A handful of stocks are set to outperform as they take advantage of four key trends transforming an automotive industry that is going to look a lot different than it does today in another decade. “The automotive industry will change dramatically over the next five or 10 years,” Wolfe Research’s Rod Lache told Barron’s, as he and his colleague Dan Galves pointed to General Motors, Tesla, Lear, BorgWarner and Aptiv, as five stocks that will be boosted by what they call the ACES megatrends—Autonomous, Connected, Electric, and Shared—driving the changes in the automotive industry.

5 Stocks That May Win the Auto Race

  • General Motors Co. (GM)
  • Tesla Inc. (TSLA)
  • Lear Corp. (LEA)
  • BorgWarner Inc. (BWA)
  • Aptiv PLC (APTV)

Source: Rod Lache & Dan Galves; Barron’s

“First, we look for companies poised for extraordinary growth.
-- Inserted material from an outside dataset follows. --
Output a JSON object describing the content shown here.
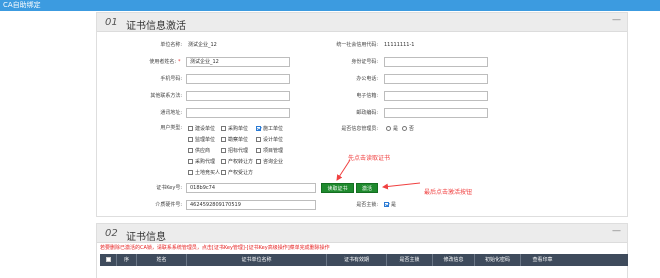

Second, we seek those that are resilient because of exposure to a customer or technology that’s doing well, a strong order backlog, or very low operating leverage. Third are companies that can create value through spinoffs. Fourth are those with extraordinary free cash flow,” said Lache.

4 Transport Mega Trends

  • Autonomous
  • Connected
  • Electric
  • Shared

What It Means for Investors

The future of the automotive industry is one where vehicles are increasingly driverless, increasingly connected to mobile communication services, increasingly less dependent on fossil fuels, and increasingly shared among more of the population. Those changes will disrupt the auto market as it exists today, but will also bring enormous opportunities.

In just six years, Lache expects the currently $6 billion global market for autonomous driving technologies to grow to $50 billion. Although hybrid vehicles comprised just 3% of total global light-vehicle production last year, Lache forecasts they’ll be as much as 24% within five years, according to Barron’s.

General Motors’ 75% stake in Cruise Automation, one of the leaders in artificial-intelligence (AI) technology for autonomous vehicles, will help the traditional automaker benefit from the recent trend. On top of that, the company has robust free cash flow that is likely to hold up even in a downturn.

Lache and Galves also like Tesla despite the electric carmaker’s profitability and production issues in the past. They believe the company is currently generating enough revenues to self-fund around 30% of capacity growth over the next five years. The opening of a factory in China later this year will also be a key catalyst for the stock.

BorgWarner, Lear, and Aptiv are all key suppliers of various components for hybrid or fully electric vehicles and for the electric architecture needed in the "smartification" of automobiles.

Looking Ahead

The problem with trying to predict winners in a market that is undergoing rapid change is that there are so many unknown variables for which to account. Regulation could pose a hurdle for the adoption of fully autonomous vehicles, while other trends outside the automotive industry, such as a rise in people working remotely, could depress the overall demand for automobile transportation. Further, change can often remove previous barriers to entry, allowing newcomer firms to disrupt the market’s incumbent leaders.